Helmholtz Association of German Research Centres
Source:Eurekalert

Related biology news :

1. Study details machinery of immune protection against inflammatory diseases like colitis
2. Penn researchers identify immune cells that fight parasites may promote allergies and asthma
3. Vitamin D crucial to activating immune defenses
4. HIV vaccine strategy expands immune responses
5. An apple a day? Study shows soluble fiber boosts immune system
6. Pesky aphid thrives despite weak immune system
7. Research could lead to way to halt deadly immune response
8. Rejuvenating the old immune system
9. Early immune response needed for hit-and-hide cancer viruses
10. Enzyme necessary for development of healthy immune system
11. Researchers work on vaccine to improve immune system in newborns
Post Your Comments:
*Name:
*Comment:
*Email:
(Date:2/2/2016)... 2016 Technology Enhancements Accelerate Growth of X-ray Imaging ... digital and computed radiography markets in Thailand ... Indonesia (TIM). It provides an in-depth ... well as regional market drivers and restraints.
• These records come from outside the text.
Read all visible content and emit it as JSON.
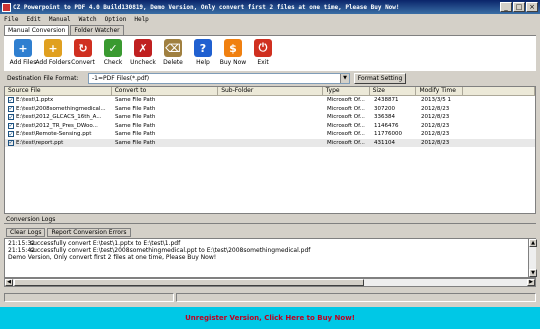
{
  "window": {
    "title": "CZ Powerpoint to PDF 4.0 Build130819, Demo Version, Only convert first 2 files at one time, Please Buy Now!",
    "controls": [
      "_",
      "□",
      "×"
    ]
  },
  "menu": [
    "File",
    "Edit",
    "Manual",
    "Watch",
    "Option",
    "Help"
  ],
  "tabs": [
    "Manual Conversion",
    "Folder Watcher"
  ],
  "toolbar": [
    {
      "label": "Add Files",
      "icon": "add-files-icon",
      "color": "#2f7fd0",
      "glyph": "+"
    },
    {
      "label": "Add Folders",
      "icon": "add-folders-icon",
      "color": "#e0a020",
      "glyph": "+"
    },
    {
      "label": "Convert",
      "icon": "convert-icon",
      "color": "#d03020",
      "glyph": "↻"
    },
    {
      "label": "Check",
      "icon": "check-icon",
      "color": "#3a9a30",
      "glyph": "✓"
    },
    {
      "label": "Uncheck",
      "icon": "uncheck-icon",
      "color": "#c02020",
      "glyph": "✗"
    },
    {
      "label": "Delete",
      "icon": "delete-icon",
      "color": "#a08040",
      "glyph": "⌫"
    },
    {
      "label": "Help",
      "icon": "help-icon",
      "color": "#2060d0",
      "glyph": "?"
    },
    {
      "label": "Buy Now",
      "icon": "buy-now-icon",
      "color": "#f08010",
      "glyph": "$"
    },
    {
      "label": "Exit",
      "icon": "exit-icon",
      "color": "#d03020",
      "glyph": "⏻"
    }
  ],
  "destination": {
    "label": "Destination File Format:",
    "value": "-1=PDF Files(*.pdf)",
    "format_button": "Format Setting"
  },
  "file_table": {
    "columns": [
      "Source File",
      "Convert to",
      "Sub-Folder",
      "Type",
      "Size",
      "Modify Time"
    ],
    "rows": [
      {
        "source": "E:\\test\\1.pptx",
        "convert_to": "Same File Path",
        "sub_folder": "",
        "type": "Microsoft Of...",
        "size": "2438871",
        "modified": "2013/3/5 1",
        "checked": true
      },
      {
        "source": "E:\\test\\2008somethingmedical...",
        "convert_to": "Same File Path",
        "sub_folder": "",
        "type": "Microsoft Of...",
        "size": "307200",
        "modified": "2012/8/23",
        "checked": true
      },
      {
        "source": "E:\\test\\2012_GLCACS_16th_A...",
        "convert_to": "Same File Path",
        "sub_folder": "",
        "type": "Microsoft Of...",
        "size": "336384",
        "modified": "2012/8/23",
        "checked": true
      },
      {
        "source": "E:\\test\\2012_TR_Pres_DWoo...",
        "convert_to": "Same File Path",
        "sub_folder": "",
        "type": "Microsoft Of...",
        "size": "1146476",
        "modified": "2012/8/23",
        "checked": true
      },
      {
        "source": "E:\\test\\Remote-Sensing.ppt",
        "convert_to": "Same File Path",
        "sub_folder": "",
        "type": "Microsoft Of...",
        "size": "11776000",
        "modified": "2012/8/23",
        "checked": true
      },
      {
        "source": "E:\\test\\report.ppt",
        "convert_to": "Same File Path",
        "sub_folder": "",
        "type": "Microsoft Of...",
        "size": "431104",
        "modified": "2012/8/23",
        "checked": true,
        "selected": true
      }
    ]
  },
  "logs": {
    "label": "Conversion Logs",
    "clear_button": "Clear Logs",
    "report_button": "Report Conversion Errors",
    "lines": [
      {
        "time": "21:15:32",
        "text": "successfully convert E:\\test\\1.pptx to E:\\test\\1.pdf"
      },
      {
        "time": "21:15:42",
        "text": "successfully convert E:\\test\\2008somethingmedical.ppt to E:\\test\\2008somethingmedical.pdf"
      },
      {
        "time": "",
        "text": "Demo Version, Only convert first 2 files at one time, Please Buy Now!"
      }
    ]
  },
  "buy_banner": "Unregister Version, Click Here to Buy Now!"
}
The study ... and market attractiveness, both for digital and computed radiography. ...
(Date:2/1/2016)... , February 1, 2016 Rising ... to drive global touchfree intuitive gesture control market ... Rising sales of consumer electronics coupled with new ... market size through 2020   ... coupled with new technological advancements to drive global touchfree ...
(Date:1/28/2016)... SYNA ), a leading developer of human interface solutions, today ... --> --> Net revenue ... to the comparable quarter last year to $470.5 million. Net income ... $0.93 per diluted share. --> ... 2016 grew 9 percent over the prior year period to $60.3 ...
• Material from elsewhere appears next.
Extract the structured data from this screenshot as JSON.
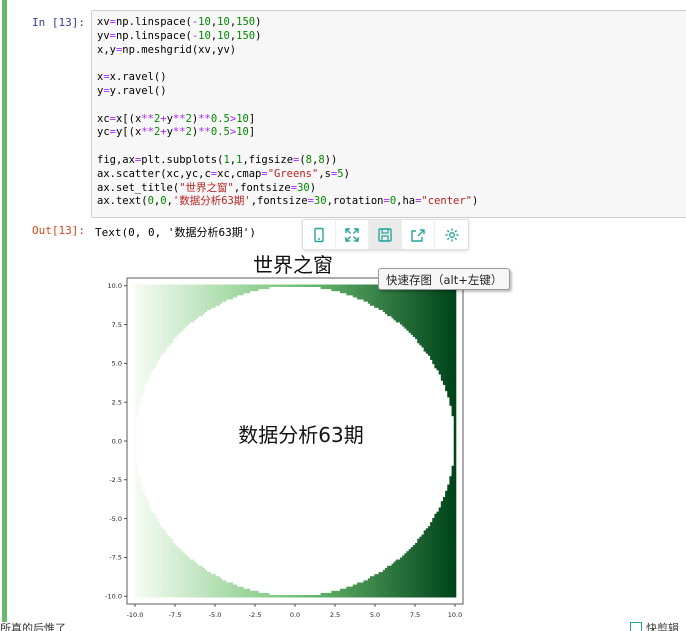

Breaking Biology News(10 mins):
(Date:2/4/2016)... 4, 2016  Spherix Incorporated (Nasdaq: SPEX ) -- an ... monetization of intellectual property, today provided an update on ... Northern District of Texas and ... Inter Partes Re-examination ("IPR") proceedings that VTech ... IPR was initiated on only certain claims of two ...
(Date:2/4/2016)... 4, 2016 Strasbourg, France ... --> Strasbourg, France , to the ... PharmaVentures is pleased to announce that it acted as an ... unit in Strasbourg, France , to the ... --> --> Transgene (Euronext: TNG), a member ...
(Date:2/3/2016)... Pa. , Feb. 3, 2016  Discovery ... company focused on developing aerosolized KL4 surfactant therapies ... of Directors has approved an inducement award as ... Fraser , its newly appointed President and Chief ... Board,s Compensation Committee on February 1, 2016 and ...
(Date:2/3/2016)... and HOLLISTON, Mass., Feb. 3, 2016 Harvard ... a biotechnology company developing bioengineered organ implants for ... today announced that CEO Jim McGorry , ... Investor Conference on Tuesday, February 9, 2016 ... York City . HART,s presentation will be ...
Breaking Biology Technology: